**TASK ITEM**
Which of the lines in the data below contain the string "include"? Copy each of them.

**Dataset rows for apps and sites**
----

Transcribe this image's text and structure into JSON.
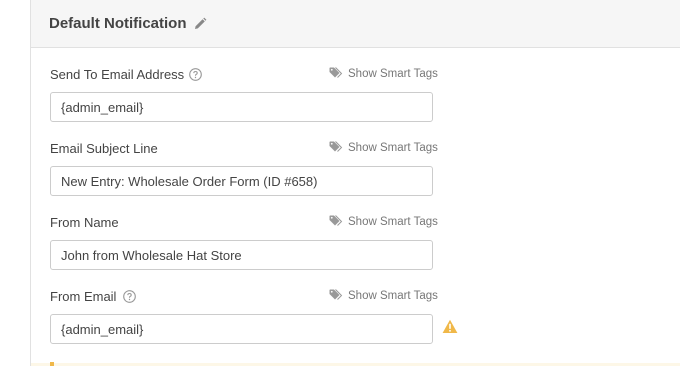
{
  "panel": {
    "title": "Default Notification"
  },
  "fields": {
    "send_to": {
      "label": "Send To Email Address",
      "value": "{admin_email}",
      "smart_tags": "Show Smart Tags"
    },
    "subject": {
      "label": "Email Subject Line",
      "value": "New Entry: Wholesale Order Form (ID #658)",
      "smart_tags": "Show Smart Tags"
    },
    "from_name": {
      "label": "From Name",
      "value": "John from Wholesale Hat Store",
      "smart_tags": "Show Smart Tags"
    },
    "from_email": {
      "label": "From Email",
      "value": "{admin_email}",
      "smart_tags": "Show Smart Tags"
    }
  },
  "icons": {
    "edit": "pencil-icon",
    "help": "question-circle-icon",
    "tag": "tag-icon",
    "warning": "warning-triangle-icon"
  },
  "colors": {
    "warning": "#f0b849",
    "label_text": "#444444",
    "muted_text": "#777777"
  }
}
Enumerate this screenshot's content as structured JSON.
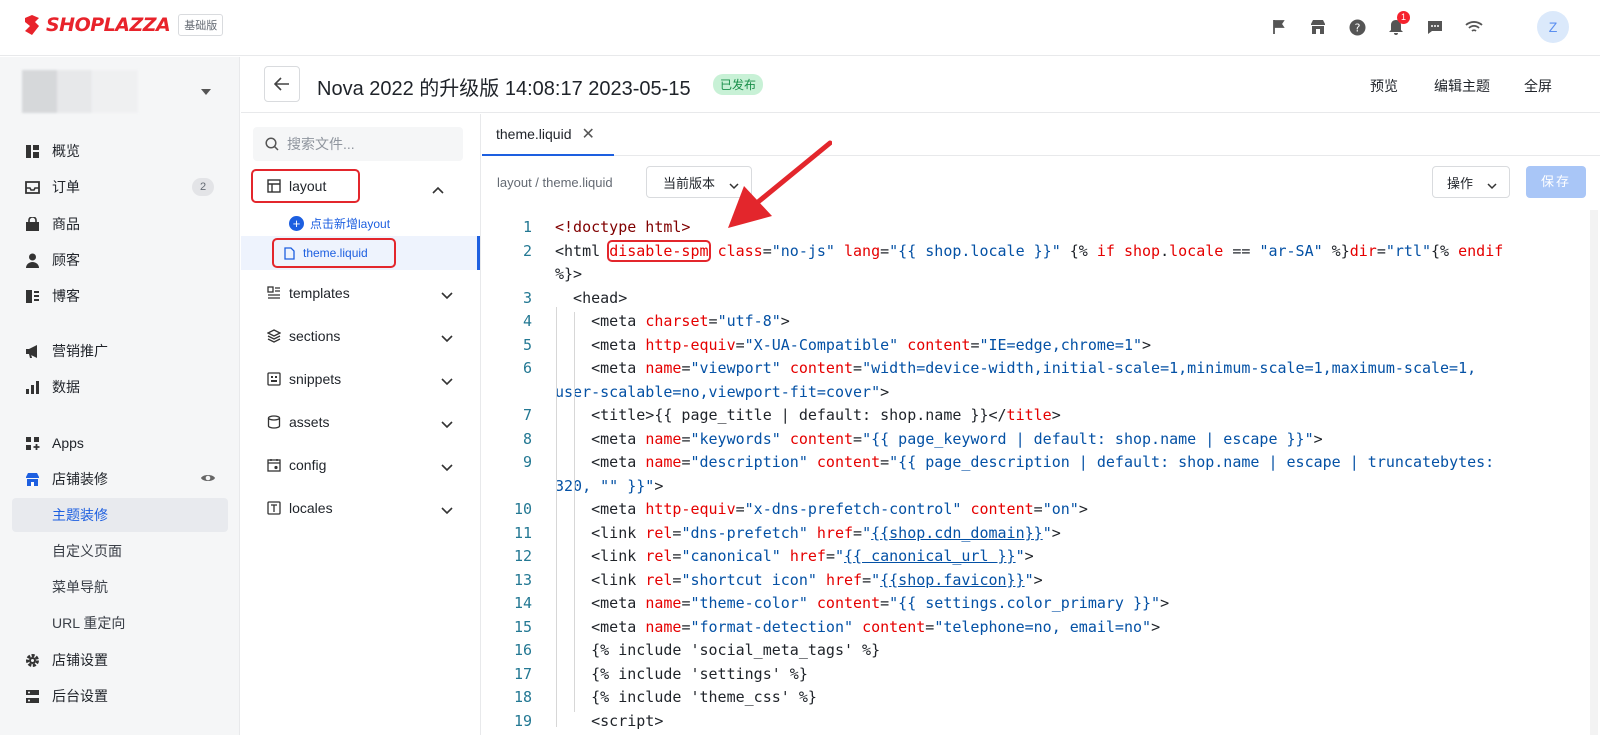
{
  "brand": {
    "logo_text": "SHOPLAZZA",
    "edition": "基础版",
    "logo_color": "#e8232b"
  },
  "topbar": {
    "notification_count": "1",
    "avatar_initial": "Z",
    "icons": [
      "flag-icon",
      "store-icon",
      "help-icon",
      "bell-icon",
      "message-icon",
      "wifi-icon"
    ]
  },
  "sidebar": {
    "items": [
      {
        "label": "概览",
        "icon": "overview-icon"
      },
      {
        "label": "订单",
        "icon": "inbox-icon",
        "count": "2"
      },
      {
        "label": "商品",
        "icon": "bag-icon"
      },
      {
        "label": "顾客",
        "icon": "person-icon"
      },
      {
        "label": "博客",
        "icon": "blog-icon"
      },
      {
        "label": "营销推广",
        "icon": "megaphone-icon"
      },
      {
        "label": "数据",
        "icon": "bar-chart-icon"
      },
      {
        "label": "Apps",
        "icon": "apps-icon"
      },
      {
        "label": "店铺装修",
        "icon": "storefront-icon"
      },
      {
        "label": "店铺设置",
        "icon": "gear-icon"
      },
      {
        "label": "后台设置",
        "icon": "server-icon"
      }
    ],
    "subitems": [
      "主题装修",
      "自定义页面",
      "菜单导航",
      "URL 重定向"
    ],
    "active": "主题装修"
  },
  "header": {
    "title": "Nova 2022 的升级版 14:08:17 2023-05-15",
    "status": "已发布",
    "links": [
      "预览",
      "编辑主题",
      "全屏"
    ]
  },
  "filetree": {
    "search_placeholder": "搜索文件...",
    "folders": [
      "layout",
      "templates",
      "sections",
      "snippets",
      "assets",
      "config",
      "locales"
    ],
    "add_layout": "点击新增layout",
    "files": [
      "theme.liquid"
    ]
  },
  "editor": {
    "tab": "theme.liquid",
    "path": "layout / theme.liquid",
    "version": "当前版本",
    "operations": "操作",
    "save": "保存",
    "accent_color": "#1d5fe0",
    "lines": [
      {
        "n": "1",
        "segs": [
          [
            "t",
            "<!doctype html>"
          ]
        ]
      },
      {
        "n": "2",
        "segs": [
          [
            "p",
            "<html "
          ],
          [
            "h",
            "disable-spm"
          ],
          [
            "p",
            " "
          ],
          [
            "a",
            "class"
          ],
          [
            "p",
            "="
          ],
          [
            "s",
            "\"no-js\""
          ],
          [
            "p",
            " "
          ],
          [
            "a",
            "lang"
          ],
          [
            "p",
            "="
          ],
          [
            "s",
            "\"{{ shop.locale }}\""
          ],
          [
            "p",
            " {% "
          ],
          [
            "a",
            "if"
          ],
          [
            "p",
            " "
          ],
          [
            "a",
            "shop"
          ],
          [
            "p",
            "."
          ],
          [
            "a",
            "locale"
          ],
          [
            "p",
            " == "
          ],
          [
            "s",
            "\"ar-SA\""
          ],
          [
            "p",
            " %}"
          ],
          [
            "a",
            "dir"
          ],
          [
            "p",
            "="
          ],
          [
            "s",
            "\"rtl\""
          ],
          [
            "p",
            "{% "
          ],
          [
            "a",
            "endif"
          ]
        ]
      },
      {
        "n": "",
        "segs": [
          [
            "p",
            "%}>"
          ]
        ]
      },
      {
        "n": "3",
        "segs": [
          [
            "p",
            "  <head>"
          ]
        ]
      },
      {
        "n": "4",
        "segs": [
          [
            "p",
            "    <meta "
          ],
          [
            "a",
            "charset"
          ],
          [
            "p",
            "="
          ],
          [
            "s",
            "\"utf-8\""
          ],
          [
            "p",
            ">"
          ]
        ]
      },
      {
        "n": "5",
        "segs": [
          [
            "p",
            "    <meta "
          ],
          [
            "a",
            "http-equiv"
          ],
          [
            "p",
            "="
          ],
          [
            "s",
            "\"X-UA-Compatible\""
          ],
          [
            "p",
            " "
          ],
          [
            "a",
            "content"
          ],
          [
            "p",
            "="
          ],
          [
            "s",
            "\"IE=edge,chrome=1\""
          ],
          [
            "p",
            ">"
          ]
        ]
      },
      {
        "n": "6",
        "segs": [
          [
            "p",
            "    <meta "
          ],
          [
            "a",
            "name"
          ],
          [
            "p",
            "="
          ],
          [
            "s",
            "\"viewport\""
          ],
          [
            "p",
            " "
          ],
          [
            "a",
            "content"
          ],
          [
            "p",
            "="
          ],
          [
            "s",
            "\"width=device-width,initial-scale=1,minimum-scale=1,maximum-scale=1,"
          ]
        ]
      },
      {
        "n": "",
        "segs": [
          [
            "s",
            "user-scalable=no,viewport-fit=cover\""
          ],
          [
            "p",
            ">"
          ]
        ]
      },
      {
        "n": "7",
        "segs": [
          [
            "p",
            "    <title>{{ page_title | default: shop.name }}</"
          ],
          [
            "a",
            "title"
          ],
          [
            "p",
            ">"
          ]
        ]
      },
      {
        "n": "8",
        "segs": [
          [
            "p",
            "    <meta "
          ],
          [
            "a",
            "name"
          ],
          [
            "p",
            "="
          ],
          [
            "s",
            "\"keywords\""
          ],
          [
            "p",
            " "
          ],
          [
            "a",
            "content"
          ],
          [
            "p",
            "="
          ],
          [
            "s",
            "\"{{ page_keyword | default: shop.name | escape }}\""
          ],
          [
            "p",
            ">"
          ]
        ]
      },
      {
        "n": "9",
        "segs": [
          [
            "p",
            "    <meta "
          ],
          [
            "a",
            "name"
          ],
          [
            "p",
            "="
          ],
          [
            "s",
            "\"description\""
          ],
          [
            "p",
            " "
          ],
          [
            "a",
            "content"
          ],
          [
            "p",
            "="
          ],
          [
            "s",
            "\"{{ page_description | default: shop.name | escape | truncatebytes:"
          ]
        ]
      },
      {
        "n": "",
        "segs": [
          [
            "s",
            "320, \"\" }}\""
          ],
          [
            "p",
            ">"
          ]
        ]
      },
      {
        "n": "10",
        "segs": [
          [
            "p",
            "    <meta "
          ],
          [
            "a",
            "http-equiv"
          ],
          [
            "p",
            "="
          ],
          [
            "s",
            "\"x-dns-prefetch-control\""
          ],
          [
            "p",
            " "
          ],
          [
            "a",
            "content"
          ],
          [
            "p",
            "="
          ],
          [
            "s",
            "\"on\""
          ],
          [
            "p",
            ">"
          ]
        ]
      },
      {
        "n": "11",
        "segs": [
          [
            "p",
            "    <link "
          ],
          [
            "a",
            "rel"
          ],
          [
            "p",
            "="
          ],
          [
            "s",
            "\"dns-prefetch\""
          ],
          [
            "p",
            " "
          ],
          [
            "a",
            "href"
          ],
          [
            "p",
            "="
          ],
          [
            "s",
            "\""
          ],
          [
            "su",
            "{{shop.cdn_domain}}"
          ],
          [
            "s",
            "\""
          ],
          [
            "p",
            ">"
          ]
        ]
      },
      {
        "n": "12",
        "segs": [
          [
            "p",
            "    <link "
          ],
          [
            "a",
            "rel"
          ],
          [
            "p",
            "="
          ],
          [
            "s",
            "\"canonical\""
          ],
          [
            "p",
            " "
          ],
          [
            "a",
            "href"
          ],
          [
            "p",
            "="
          ],
          [
            "s",
            "\""
          ],
          [
            "su",
            "{{ canonical_url }}"
          ],
          [
            "s",
            "\""
          ],
          [
            "p",
            ">"
          ]
        ]
      },
      {
        "n": "13",
        "segs": [
          [
            "p",
            "    <link "
          ],
          [
            "a",
            "rel"
          ],
          [
            "p",
            "="
          ],
          [
            "s",
            "\"shortcut icon\""
          ],
          [
            "p",
            " "
          ],
          [
            "a",
            "href"
          ],
          [
            "p",
            "="
          ],
          [
            "s",
            "\""
          ],
          [
            "su",
            "{{shop.favicon}}"
          ],
          [
            "s",
            "\""
          ],
          [
            "p",
            ">"
          ]
        ]
      },
      {
        "n": "14",
        "segs": [
          [
            "p",
            "    <meta "
          ],
          [
            "a",
            "name"
          ],
          [
            "p",
            "="
          ],
          [
            "s",
            "\"theme-color\""
          ],
          [
            "p",
            " "
          ],
          [
            "a",
            "content"
          ],
          [
            "p",
            "="
          ],
          [
            "s",
            "\"{{ settings.color_primary }}\""
          ],
          [
            "p",
            ">"
          ]
        ]
      },
      {
        "n": "15",
        "segs": [
          [
            "p",
            "    <meta "
          ],
          [
            "a",
            "name"
          ],
          [
            "p",
            "="
          ],
          [
            "s",
            "\"format-detection\""
          ],
          [
            "p",
            " "
          ],
          [
            "a",
            "content"
          ],
          [
            "p",
            "="
          ],
          [
            "s",
            "\"telephone=no, email=no\""
          ],
          [
            "p",
            ">"
          ]
        ]
      },
      {
        "n": "16",
        "segs": [
          [
            "p",
            "    {% include 'social_meta_tags' %}"
          ]
        ]
      },
      {
        "n": "17",
        "segs": [
          [
            "p",
            "    {% include 'settings' %}"
          ]
        ]
      },
      {
        "n": "18",
        "segs": [
          [
            "p",
            "    {% include 'theme_css' %}"
          ]
        ]
      },
      {
        "n": "19",
        "segs": [
          [
            "p",
            "    <script>"
          ]
        ]
      }
    ]
  }
}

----

**WRITTEN ANSWER**
            "    {% include 'social_meta_tags' %}"
            "    {% include 'settings' %}"
            "    {% include 'theme_css' %}"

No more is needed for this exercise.